Cha is pretty even-handed with her treatment of the two families. In fact, she’s more sympathetic to the Matthewses than she is to the Parks. Which I kept — with or without justification — thinking about. Steph Cha is obviously Korean-American. I imagine one of the two sisters is a stand-in for her. Probably the sheltered younger sister, Grace, who is clueless about her mother’s indiscretions. I have a general sense, based on where Cha grew up and the private high school that we both attended, that she is not intimately familiar with the life and times of ex-cons. Or the African American experience in Los Angeles both in the 1990s and in current times. So her lens is certainly coming from one side of the microscope. A horribly botched metaphor, but you get the point. Regardless of her even-handedness, it was always in the back of my mind, and I always felt like I was looking for a wobble or a tone-deafness with the black characters. Frankly, I didn’t see anything, but I was on a beach for a good chunk of this, so my attention was definitely not at 100%. Stupid seagulls.

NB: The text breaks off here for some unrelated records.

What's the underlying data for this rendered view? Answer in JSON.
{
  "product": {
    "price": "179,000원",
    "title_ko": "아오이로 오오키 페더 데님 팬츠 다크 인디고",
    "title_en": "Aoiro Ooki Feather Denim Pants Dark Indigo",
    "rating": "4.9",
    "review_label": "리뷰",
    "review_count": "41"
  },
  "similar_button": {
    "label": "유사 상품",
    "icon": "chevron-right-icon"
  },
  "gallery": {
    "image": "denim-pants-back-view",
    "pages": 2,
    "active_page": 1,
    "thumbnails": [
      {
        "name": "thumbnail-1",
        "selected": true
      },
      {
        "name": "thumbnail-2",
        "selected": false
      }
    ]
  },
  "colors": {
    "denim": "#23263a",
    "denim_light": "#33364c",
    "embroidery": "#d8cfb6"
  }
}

Now, I don’t want to hang this albatross around this book’s neck, but I also couldn’t help thinking about Crash when reading this thing. Granted, I’ve shunted that shittiest of films from my memory in the best way I can, but there is something in the melodrama and situation that reminded me of it. Though maybe it’s just a superficial similarity. Whatever the case, I feel like the overarching idea/theme here is better than the story itself. The idea of two entangled families coming together in grief and murder to form a kind of détente because they realize that they are not their parents. They are not destined to repeat old patterns. To hold on to bad blood. They are only at odds because they’ve always been at odds. And forgiveness, while almost as hard as anger and retribution, is the best path. And that the peace has to start with someone — even one or two someones. So why not let it be them?